What you should do: The answer must repeat every record exactly, with all pictures omitted.

====== Extracted entries

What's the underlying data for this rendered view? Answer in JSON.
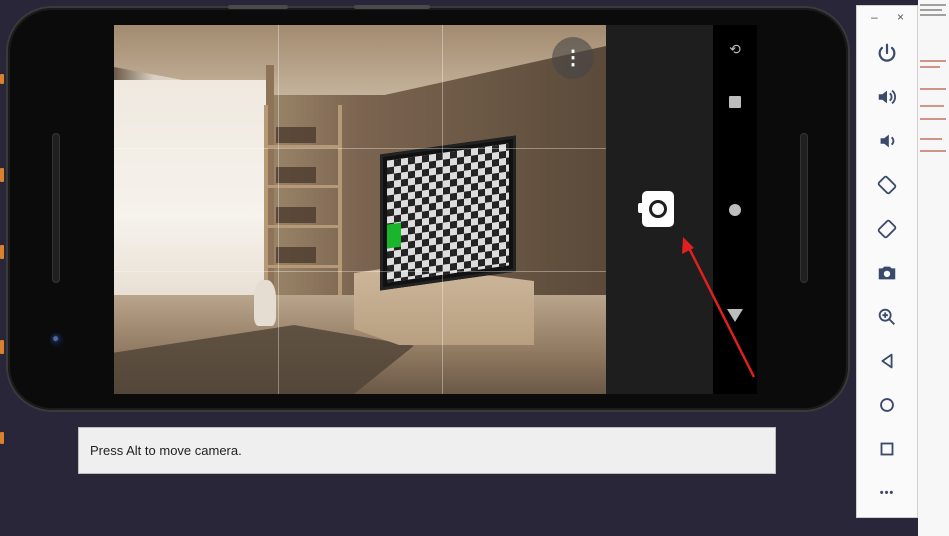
{
  "viewfinder": {
    "overflow_label": "⋮"
  },
  "nav": {
    "rotate_label": "⟲"
  },
  "hint": {
    "text": "Press Alt to move camera."
  },
  "sidebar": {
    "minimize": "–",
    "close": "×",
    "more_label": "•••"
  },
  "colors": {
    "annotation_arrow": "#e02020",
    "sidebar_icon": "#3a4a6b"
  }
}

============

Result of this exercise:
What's the underlying data for this rendered view? Answer in JSON.
{
  "viewfinder": {
    "overflow_label": "⋮"
  },
  "nav": {
    "rotate_label": "⟲"
  },
  "hint": {
    "text": "Press Alt to move camera."
  },
  "sidebar": {
    "minimize": "–",
    "close": "×",
    "more_label": "•••"
  },
  "colors": {
    "annotation_arrow": "#e02020",
    "sidebar_icon": "#3a4a6b"
  }
}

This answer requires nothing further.